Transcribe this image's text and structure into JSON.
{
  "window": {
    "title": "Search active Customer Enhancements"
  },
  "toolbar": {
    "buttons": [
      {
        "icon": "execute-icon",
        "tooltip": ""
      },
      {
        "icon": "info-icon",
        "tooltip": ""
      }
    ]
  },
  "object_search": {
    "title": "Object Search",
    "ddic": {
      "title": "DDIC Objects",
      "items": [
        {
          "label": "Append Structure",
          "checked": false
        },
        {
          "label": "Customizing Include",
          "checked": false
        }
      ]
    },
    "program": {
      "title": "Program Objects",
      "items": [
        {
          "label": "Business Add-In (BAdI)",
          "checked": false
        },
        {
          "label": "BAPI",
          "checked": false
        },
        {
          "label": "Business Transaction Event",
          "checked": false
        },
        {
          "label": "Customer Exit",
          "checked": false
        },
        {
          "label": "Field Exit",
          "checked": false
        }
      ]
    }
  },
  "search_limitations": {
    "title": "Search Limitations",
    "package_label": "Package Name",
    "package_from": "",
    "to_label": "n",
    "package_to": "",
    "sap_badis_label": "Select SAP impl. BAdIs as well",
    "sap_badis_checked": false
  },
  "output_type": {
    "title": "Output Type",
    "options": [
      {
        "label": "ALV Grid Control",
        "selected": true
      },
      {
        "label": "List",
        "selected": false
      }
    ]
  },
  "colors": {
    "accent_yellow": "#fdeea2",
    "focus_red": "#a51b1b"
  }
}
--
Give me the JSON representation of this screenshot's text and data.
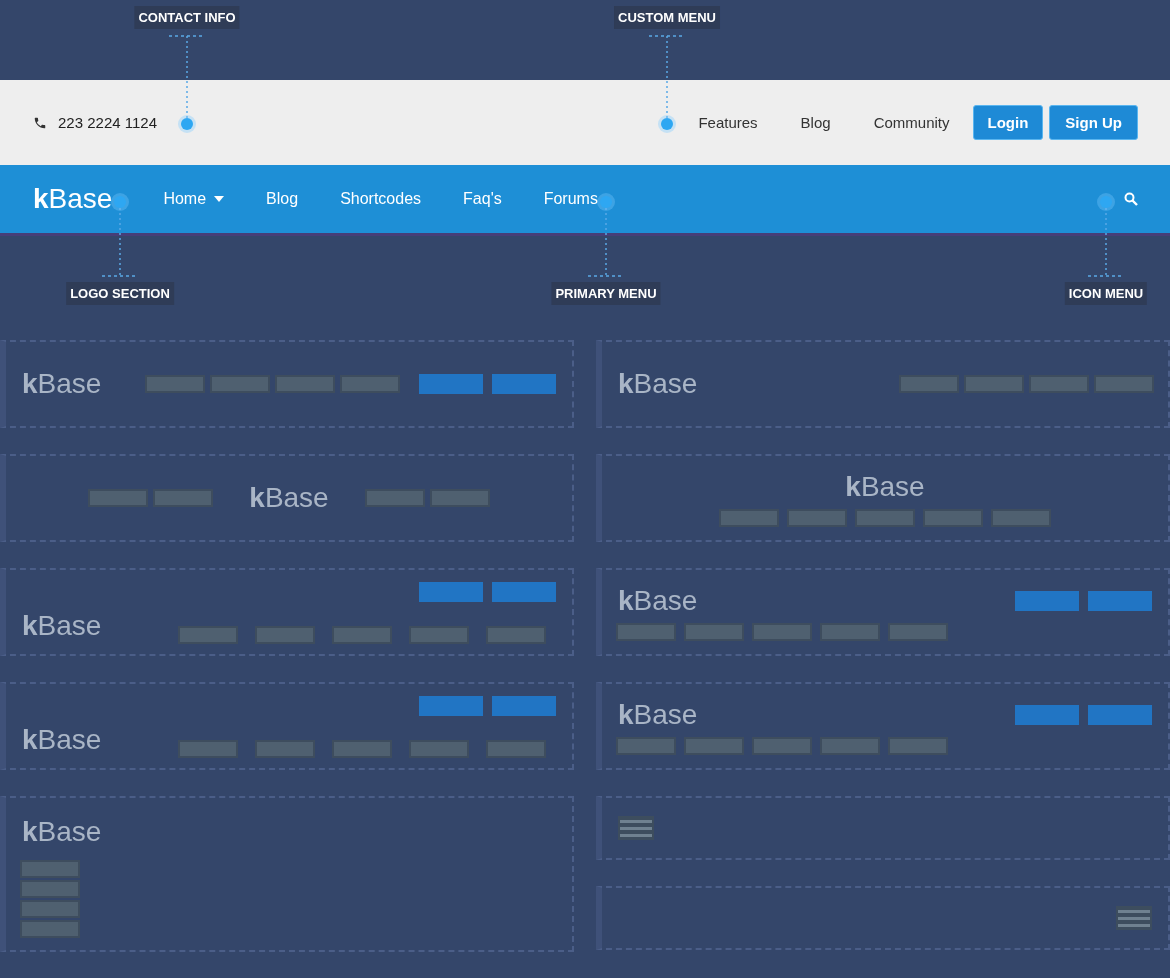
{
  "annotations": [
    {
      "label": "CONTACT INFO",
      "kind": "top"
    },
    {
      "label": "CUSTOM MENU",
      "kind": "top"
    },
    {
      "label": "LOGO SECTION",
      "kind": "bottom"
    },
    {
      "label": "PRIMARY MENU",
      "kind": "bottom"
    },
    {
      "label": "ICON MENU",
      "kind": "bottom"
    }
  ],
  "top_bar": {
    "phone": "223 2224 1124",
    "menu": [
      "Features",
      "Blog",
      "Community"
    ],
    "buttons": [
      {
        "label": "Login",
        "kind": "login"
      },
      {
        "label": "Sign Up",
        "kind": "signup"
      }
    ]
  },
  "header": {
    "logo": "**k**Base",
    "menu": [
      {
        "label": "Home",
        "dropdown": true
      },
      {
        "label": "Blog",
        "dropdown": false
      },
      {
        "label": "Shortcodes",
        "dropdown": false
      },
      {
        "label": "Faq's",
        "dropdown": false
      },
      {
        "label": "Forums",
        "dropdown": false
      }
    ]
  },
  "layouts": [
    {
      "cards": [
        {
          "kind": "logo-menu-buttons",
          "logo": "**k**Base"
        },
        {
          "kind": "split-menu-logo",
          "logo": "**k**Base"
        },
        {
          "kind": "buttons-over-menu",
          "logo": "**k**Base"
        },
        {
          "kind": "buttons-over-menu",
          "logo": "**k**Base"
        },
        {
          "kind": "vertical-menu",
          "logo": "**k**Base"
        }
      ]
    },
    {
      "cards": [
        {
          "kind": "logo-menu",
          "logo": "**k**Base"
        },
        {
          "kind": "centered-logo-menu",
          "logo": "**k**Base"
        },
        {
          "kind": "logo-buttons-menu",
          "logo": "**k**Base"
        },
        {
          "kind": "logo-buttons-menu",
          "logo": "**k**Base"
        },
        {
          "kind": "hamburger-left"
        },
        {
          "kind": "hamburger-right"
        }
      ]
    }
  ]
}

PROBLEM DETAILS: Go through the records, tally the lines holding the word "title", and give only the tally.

OUTPUT: 6